Complementary therapies such as art therapy or counselling can also play an important role in treating PTSD. Art Therapy helps individuals gain insight into how they’re feeling while having a creative outlet in which they can express themselves without judgement. Counselling offers support while enabling individuals to explore challenging emotions in a non-threatening environment with someone who understands what they’re going through. Moreover, mindfulness techniques have been shown to reduce intrusive thoughts associated with PTSD by helping sufferers to stay focused on being present rather than dwelling on past traumas or worries about the future.
Conclusion: Understanding the Distinctions between PTSD and Depression
The distinction between Post-Traumatic Stress Disorder (PTSD) and depression is an important one to understand in order to properly diagnose, treat and manage both conditions.

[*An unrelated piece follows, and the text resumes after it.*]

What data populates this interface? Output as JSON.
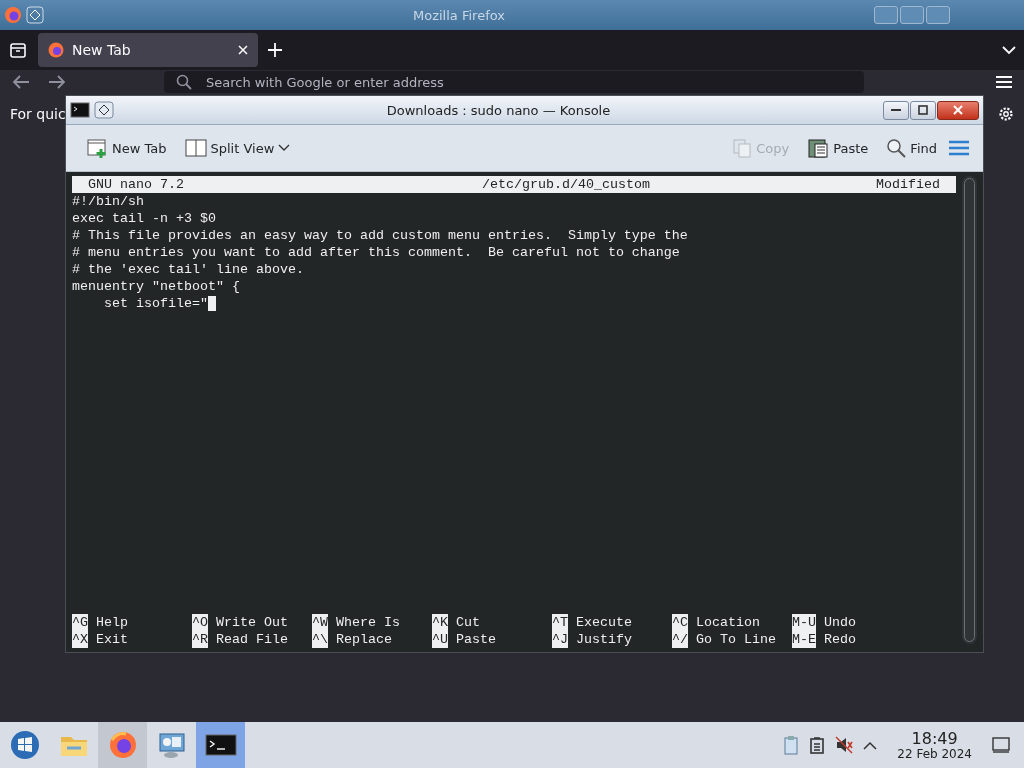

While there are some overlap of symptoms between the two disorders, they are two different medical conditions that need to be addressed separately.
PTSD can develop after a person experiences or witnesses a traumatic event such as a natural disaster, serious accident, terrorist act, war/combat experience, sudden death of a loved one or any other life-threatening event. It can cause physical changes in the brain which may result in anxiety, flashbacks and intrusive memories. Depression on the other hand can be caused by several factors such as genetics, biology or environment. It has its own set of symptoms like low moods and lack of energy but it doesn’t usually have flashbacks associated with it.
It’s also important to note that while PTSD is typically short-term following a traumatic event in life depression can last for weeks or months at time. Thus it’s essential to get treatment right away if you start exhibiting signs and symptoms of either disorder because early intervention can help reduce the severity of each condition more effectively than leaving them untreated for long periods of time.